** YOUR GOAL **
Pick out all lines with the word "description" from the records that follow.

** Website and app data records **

--- START ---

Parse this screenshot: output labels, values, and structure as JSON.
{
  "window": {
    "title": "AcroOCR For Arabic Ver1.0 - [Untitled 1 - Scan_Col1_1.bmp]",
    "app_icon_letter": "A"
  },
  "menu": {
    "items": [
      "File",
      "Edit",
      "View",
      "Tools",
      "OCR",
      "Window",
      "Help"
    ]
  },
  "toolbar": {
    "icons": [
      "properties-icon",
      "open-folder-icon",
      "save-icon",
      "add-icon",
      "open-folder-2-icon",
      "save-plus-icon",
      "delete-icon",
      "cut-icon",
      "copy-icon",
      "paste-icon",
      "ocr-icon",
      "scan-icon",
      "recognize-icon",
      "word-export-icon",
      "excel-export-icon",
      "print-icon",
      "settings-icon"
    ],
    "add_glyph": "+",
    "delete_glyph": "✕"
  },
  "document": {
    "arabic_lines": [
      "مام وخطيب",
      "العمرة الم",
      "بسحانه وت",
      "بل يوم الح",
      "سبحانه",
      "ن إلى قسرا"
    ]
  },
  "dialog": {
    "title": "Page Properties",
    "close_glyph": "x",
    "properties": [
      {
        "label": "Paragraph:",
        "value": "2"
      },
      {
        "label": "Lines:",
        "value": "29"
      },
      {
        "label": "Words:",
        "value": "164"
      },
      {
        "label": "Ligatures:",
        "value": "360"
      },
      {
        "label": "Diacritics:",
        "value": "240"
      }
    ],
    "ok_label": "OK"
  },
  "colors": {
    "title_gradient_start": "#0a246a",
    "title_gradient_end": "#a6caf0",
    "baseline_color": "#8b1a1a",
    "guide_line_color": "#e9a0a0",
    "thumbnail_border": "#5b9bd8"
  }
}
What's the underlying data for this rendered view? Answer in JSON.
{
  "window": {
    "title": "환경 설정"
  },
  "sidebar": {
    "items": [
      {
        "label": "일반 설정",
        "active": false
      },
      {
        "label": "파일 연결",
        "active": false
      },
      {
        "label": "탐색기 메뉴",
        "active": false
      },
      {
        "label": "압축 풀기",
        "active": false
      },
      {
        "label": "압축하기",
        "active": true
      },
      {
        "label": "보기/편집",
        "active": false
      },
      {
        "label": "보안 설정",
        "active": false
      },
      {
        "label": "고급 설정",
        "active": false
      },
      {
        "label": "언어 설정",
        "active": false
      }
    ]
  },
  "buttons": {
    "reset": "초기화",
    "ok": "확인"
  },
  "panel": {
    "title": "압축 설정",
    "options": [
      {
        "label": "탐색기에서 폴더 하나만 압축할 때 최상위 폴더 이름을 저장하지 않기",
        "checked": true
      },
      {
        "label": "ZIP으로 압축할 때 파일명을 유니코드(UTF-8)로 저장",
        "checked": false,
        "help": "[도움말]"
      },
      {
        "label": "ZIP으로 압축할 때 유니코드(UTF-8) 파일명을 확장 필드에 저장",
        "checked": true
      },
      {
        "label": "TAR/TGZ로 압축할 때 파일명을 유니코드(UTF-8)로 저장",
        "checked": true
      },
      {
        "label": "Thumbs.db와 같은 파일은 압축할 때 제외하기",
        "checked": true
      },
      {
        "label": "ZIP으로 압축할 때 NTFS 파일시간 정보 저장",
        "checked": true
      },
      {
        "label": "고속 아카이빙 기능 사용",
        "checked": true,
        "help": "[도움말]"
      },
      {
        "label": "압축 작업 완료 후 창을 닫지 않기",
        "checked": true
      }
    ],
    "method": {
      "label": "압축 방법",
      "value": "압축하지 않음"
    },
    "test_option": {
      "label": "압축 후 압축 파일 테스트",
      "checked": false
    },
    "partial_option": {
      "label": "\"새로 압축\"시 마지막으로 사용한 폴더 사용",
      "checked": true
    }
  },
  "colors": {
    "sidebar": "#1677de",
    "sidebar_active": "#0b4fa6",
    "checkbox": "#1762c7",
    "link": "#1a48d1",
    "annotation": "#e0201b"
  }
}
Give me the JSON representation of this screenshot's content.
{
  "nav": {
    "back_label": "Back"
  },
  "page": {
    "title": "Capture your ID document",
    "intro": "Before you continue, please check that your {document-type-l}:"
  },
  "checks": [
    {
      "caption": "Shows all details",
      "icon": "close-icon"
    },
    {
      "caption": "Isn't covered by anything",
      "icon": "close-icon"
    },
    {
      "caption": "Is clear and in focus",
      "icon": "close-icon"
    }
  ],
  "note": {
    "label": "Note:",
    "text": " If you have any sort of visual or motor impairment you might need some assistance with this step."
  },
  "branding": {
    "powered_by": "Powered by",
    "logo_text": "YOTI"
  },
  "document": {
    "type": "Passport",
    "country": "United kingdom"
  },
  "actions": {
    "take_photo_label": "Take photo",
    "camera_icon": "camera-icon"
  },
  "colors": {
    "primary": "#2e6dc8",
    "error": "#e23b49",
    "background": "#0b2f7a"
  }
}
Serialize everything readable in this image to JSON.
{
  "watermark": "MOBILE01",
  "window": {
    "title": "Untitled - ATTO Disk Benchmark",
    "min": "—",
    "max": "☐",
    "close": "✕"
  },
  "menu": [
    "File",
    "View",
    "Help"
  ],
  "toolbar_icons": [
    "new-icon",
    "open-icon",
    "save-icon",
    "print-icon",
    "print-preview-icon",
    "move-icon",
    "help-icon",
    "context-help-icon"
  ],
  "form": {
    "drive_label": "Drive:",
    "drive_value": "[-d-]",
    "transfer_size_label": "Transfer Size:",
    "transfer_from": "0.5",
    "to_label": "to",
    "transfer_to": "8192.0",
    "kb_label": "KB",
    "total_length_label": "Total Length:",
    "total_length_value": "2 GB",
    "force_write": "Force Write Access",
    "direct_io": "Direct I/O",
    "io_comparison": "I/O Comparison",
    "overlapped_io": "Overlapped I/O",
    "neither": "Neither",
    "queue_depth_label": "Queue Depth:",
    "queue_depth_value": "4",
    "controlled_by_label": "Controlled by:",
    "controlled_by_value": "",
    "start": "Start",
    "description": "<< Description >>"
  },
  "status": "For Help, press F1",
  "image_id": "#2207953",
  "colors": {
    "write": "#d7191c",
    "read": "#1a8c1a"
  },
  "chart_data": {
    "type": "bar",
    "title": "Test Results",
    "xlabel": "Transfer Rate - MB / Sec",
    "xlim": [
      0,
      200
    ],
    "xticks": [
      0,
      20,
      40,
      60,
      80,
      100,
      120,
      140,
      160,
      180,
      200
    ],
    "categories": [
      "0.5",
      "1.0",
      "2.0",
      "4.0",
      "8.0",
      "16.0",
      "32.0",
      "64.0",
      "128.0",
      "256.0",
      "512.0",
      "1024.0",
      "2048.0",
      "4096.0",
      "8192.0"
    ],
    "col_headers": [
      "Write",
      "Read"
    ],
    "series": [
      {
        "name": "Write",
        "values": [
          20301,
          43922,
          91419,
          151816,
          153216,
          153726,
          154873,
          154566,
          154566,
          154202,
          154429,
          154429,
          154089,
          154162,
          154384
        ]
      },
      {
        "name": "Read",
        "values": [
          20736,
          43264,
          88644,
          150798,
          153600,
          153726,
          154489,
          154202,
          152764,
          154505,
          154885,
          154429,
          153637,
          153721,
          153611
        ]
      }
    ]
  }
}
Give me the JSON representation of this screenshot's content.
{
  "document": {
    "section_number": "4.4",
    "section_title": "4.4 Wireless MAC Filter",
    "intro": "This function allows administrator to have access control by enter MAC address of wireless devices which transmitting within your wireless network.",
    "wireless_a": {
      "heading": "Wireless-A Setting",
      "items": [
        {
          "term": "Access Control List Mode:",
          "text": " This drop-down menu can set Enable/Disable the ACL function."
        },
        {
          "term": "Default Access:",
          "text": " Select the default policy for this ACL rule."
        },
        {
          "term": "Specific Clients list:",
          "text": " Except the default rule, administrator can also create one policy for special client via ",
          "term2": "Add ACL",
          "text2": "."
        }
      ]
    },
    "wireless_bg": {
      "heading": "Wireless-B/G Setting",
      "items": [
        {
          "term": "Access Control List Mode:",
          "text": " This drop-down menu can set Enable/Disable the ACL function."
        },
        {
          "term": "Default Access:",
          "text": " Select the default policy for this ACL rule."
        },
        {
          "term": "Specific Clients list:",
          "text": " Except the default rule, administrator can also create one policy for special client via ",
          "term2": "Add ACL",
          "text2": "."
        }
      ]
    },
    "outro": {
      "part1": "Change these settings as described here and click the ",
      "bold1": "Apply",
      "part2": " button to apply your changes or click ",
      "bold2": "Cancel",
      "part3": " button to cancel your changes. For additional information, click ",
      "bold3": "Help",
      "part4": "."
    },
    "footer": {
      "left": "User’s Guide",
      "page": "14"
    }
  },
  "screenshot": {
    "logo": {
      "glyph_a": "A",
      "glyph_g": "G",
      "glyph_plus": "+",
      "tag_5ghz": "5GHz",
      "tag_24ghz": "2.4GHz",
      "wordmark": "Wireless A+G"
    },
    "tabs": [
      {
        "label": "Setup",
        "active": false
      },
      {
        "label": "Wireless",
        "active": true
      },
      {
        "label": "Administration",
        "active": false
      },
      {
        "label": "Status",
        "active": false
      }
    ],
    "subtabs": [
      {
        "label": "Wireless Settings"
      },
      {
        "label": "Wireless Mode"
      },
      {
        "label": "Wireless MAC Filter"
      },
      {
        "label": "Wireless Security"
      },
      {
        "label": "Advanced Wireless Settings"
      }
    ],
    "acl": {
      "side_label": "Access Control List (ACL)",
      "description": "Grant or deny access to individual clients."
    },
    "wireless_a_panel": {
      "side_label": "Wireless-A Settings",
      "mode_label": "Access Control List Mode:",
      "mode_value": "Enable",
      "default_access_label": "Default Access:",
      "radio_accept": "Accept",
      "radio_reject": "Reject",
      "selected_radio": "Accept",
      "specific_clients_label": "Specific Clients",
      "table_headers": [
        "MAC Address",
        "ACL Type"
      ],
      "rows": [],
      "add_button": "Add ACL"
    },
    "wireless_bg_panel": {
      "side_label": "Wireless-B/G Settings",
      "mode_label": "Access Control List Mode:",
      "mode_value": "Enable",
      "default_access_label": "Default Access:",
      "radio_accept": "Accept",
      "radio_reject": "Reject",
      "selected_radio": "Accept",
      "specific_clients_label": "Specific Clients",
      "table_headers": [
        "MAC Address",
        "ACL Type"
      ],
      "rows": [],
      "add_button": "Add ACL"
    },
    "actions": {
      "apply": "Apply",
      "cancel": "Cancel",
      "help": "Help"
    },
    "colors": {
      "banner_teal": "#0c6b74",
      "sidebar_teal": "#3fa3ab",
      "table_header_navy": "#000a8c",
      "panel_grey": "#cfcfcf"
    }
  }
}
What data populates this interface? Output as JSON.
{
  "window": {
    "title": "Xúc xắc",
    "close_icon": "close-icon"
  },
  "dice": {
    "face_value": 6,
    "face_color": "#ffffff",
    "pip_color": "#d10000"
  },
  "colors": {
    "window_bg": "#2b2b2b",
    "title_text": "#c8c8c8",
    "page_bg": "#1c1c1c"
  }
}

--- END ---

** EXERCISE OUTPUT **
    "description": "<< Description >>"
      "description": "Grant or deny access to individual clients."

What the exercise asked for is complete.